Facebook, Twitter and other social media platforms buzz regularly (some may say permanently) with the gripes, complaints, disenchantments and other quirks of life and politics in Mongolia. Some justified and considered, some significantly less so. This is by no means unique to Mongolia and to a casual observer seems to be on the rise globally.
Having lived in Mongolia for the past 13 years it has become an ever-present part of my life, a comforting topic of discussion, a mean to forge social bonds with peers. Expats, Repats and Mongolians alike often take a certain level of glee and no small pleasure in pointing out the failings, errors and inadequacies of a growing economy.

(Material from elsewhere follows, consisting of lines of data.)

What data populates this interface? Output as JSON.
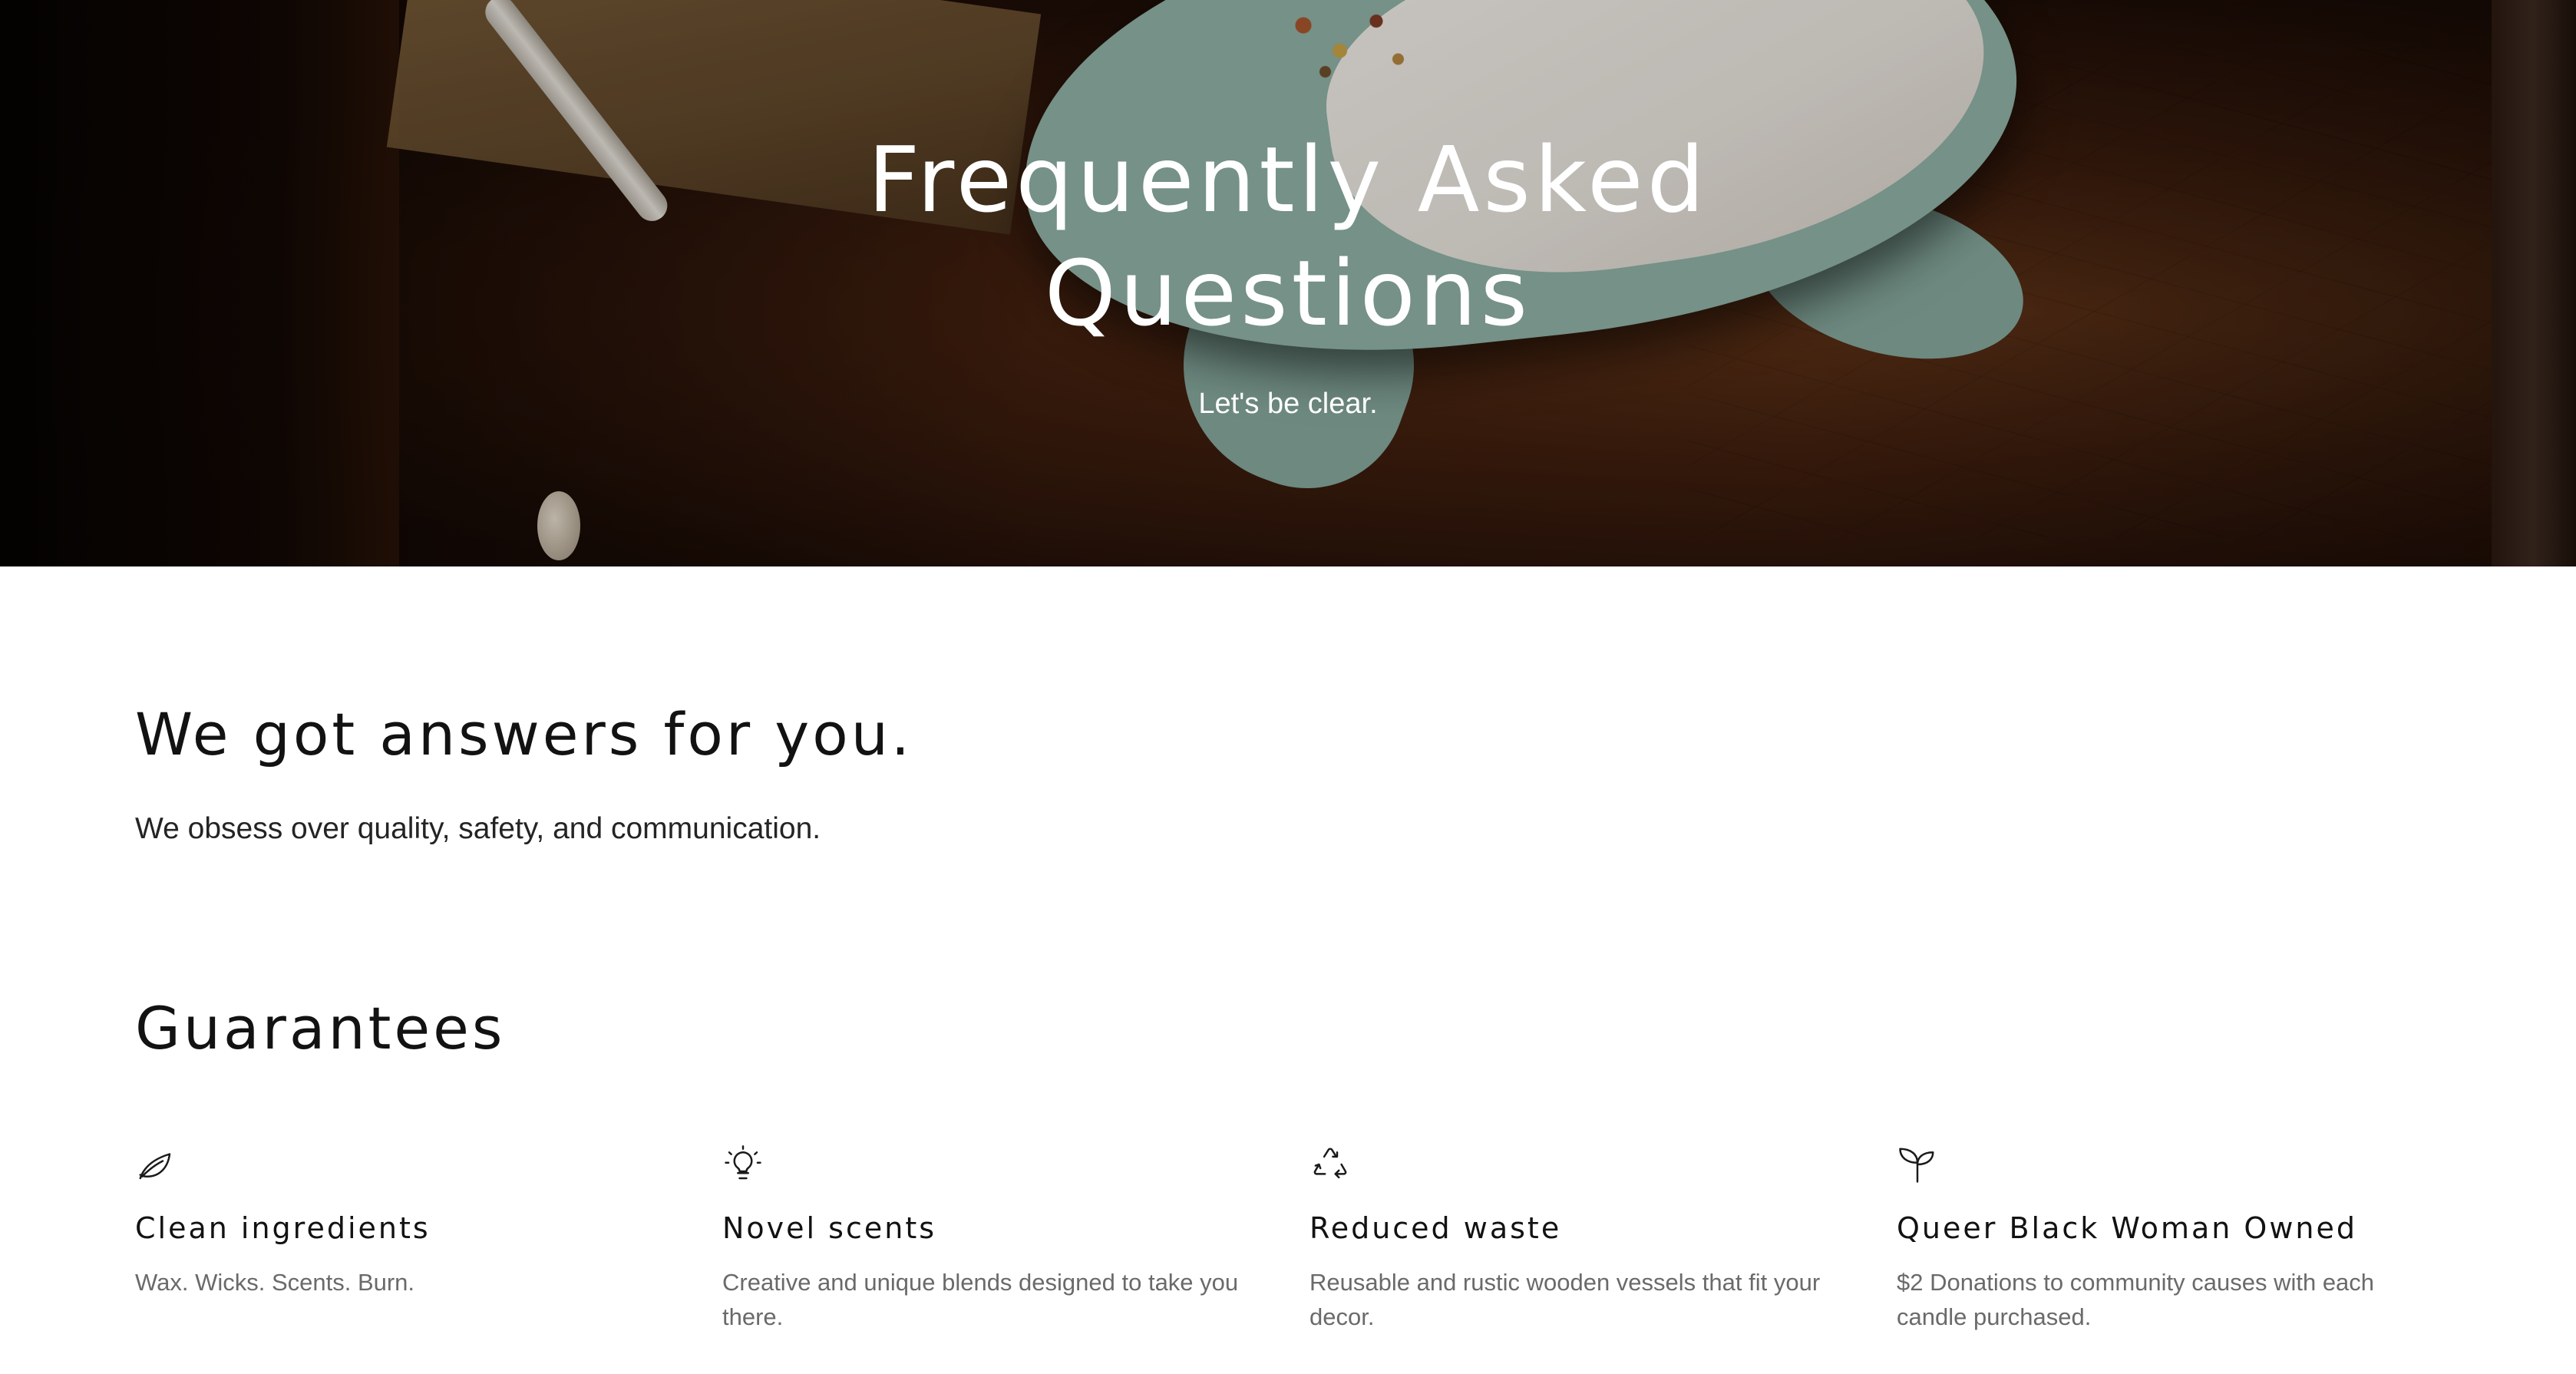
{
  "hero": {
    "title_line1": "Frequently Asked",
    "title_line2": "Questions",
    "subtitle": "Let's be clear."
  },
  "intro": {
    "title": "We got answers for you.",
    "text": "We obsess over quality, safety, and communication."
  },
  "guarantees": {
    "title": "Guarantees",
    "items": [
      {
        "icon": "leaf-icon",
        "title": "Clean ingredients",
        "text": "Wax. Wicks. Scents. Burn."
      },
      {
        "icon": "lightbulb-icon",
        "title": "Novel scents",
        "text": "Creative and unique blends designed to take you there."
      },
      {
        "icon": "recycle-icon",
        "title": "Reduced waste",
        "text": "Reusable and rustic wooden vessels that fit your decor."
      },
      {
        "icon": "sprout-icon",
        "title": "Queer Black Woman Owned",
        "text": "$2 Donations to community causes with each candle purchased."
      }
    ]
  },
  "colors": {
    "text_dark": "#121212",
    "text_muted": "#6a6a6a",
    "hero_text": "#ffffff"
  }
}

Community participation has become the buzzword of development projects over the past two decades. It is today at the core of almost every sustainability-related project as there is a gradual shift from top- down authoritative managerial planning towards more inclusive participatory development. The concept has become overused (Swapan, 2014: 191) and heavily politicised (Head, 2007: 447) thus often reducing its efficiency to a box ticking exercise, or, occasionally to further the interests of a minority (Botes and van Rensburg, 2000: 41). Beyond the vagueness of the term “community” itself, which suggests a sense of harmony, shared identity and cohesion which it often lacks (Head, 2007: 441), there is also a lack of common understanding of how “successful” participation is measured or defined (Holzer and Kloby, 2005: 517; Khwaja, 2004: 428). There is debate surrounding the forms that such participation could take and its impact on spatial elements of sustainable development (Marfo, 2008).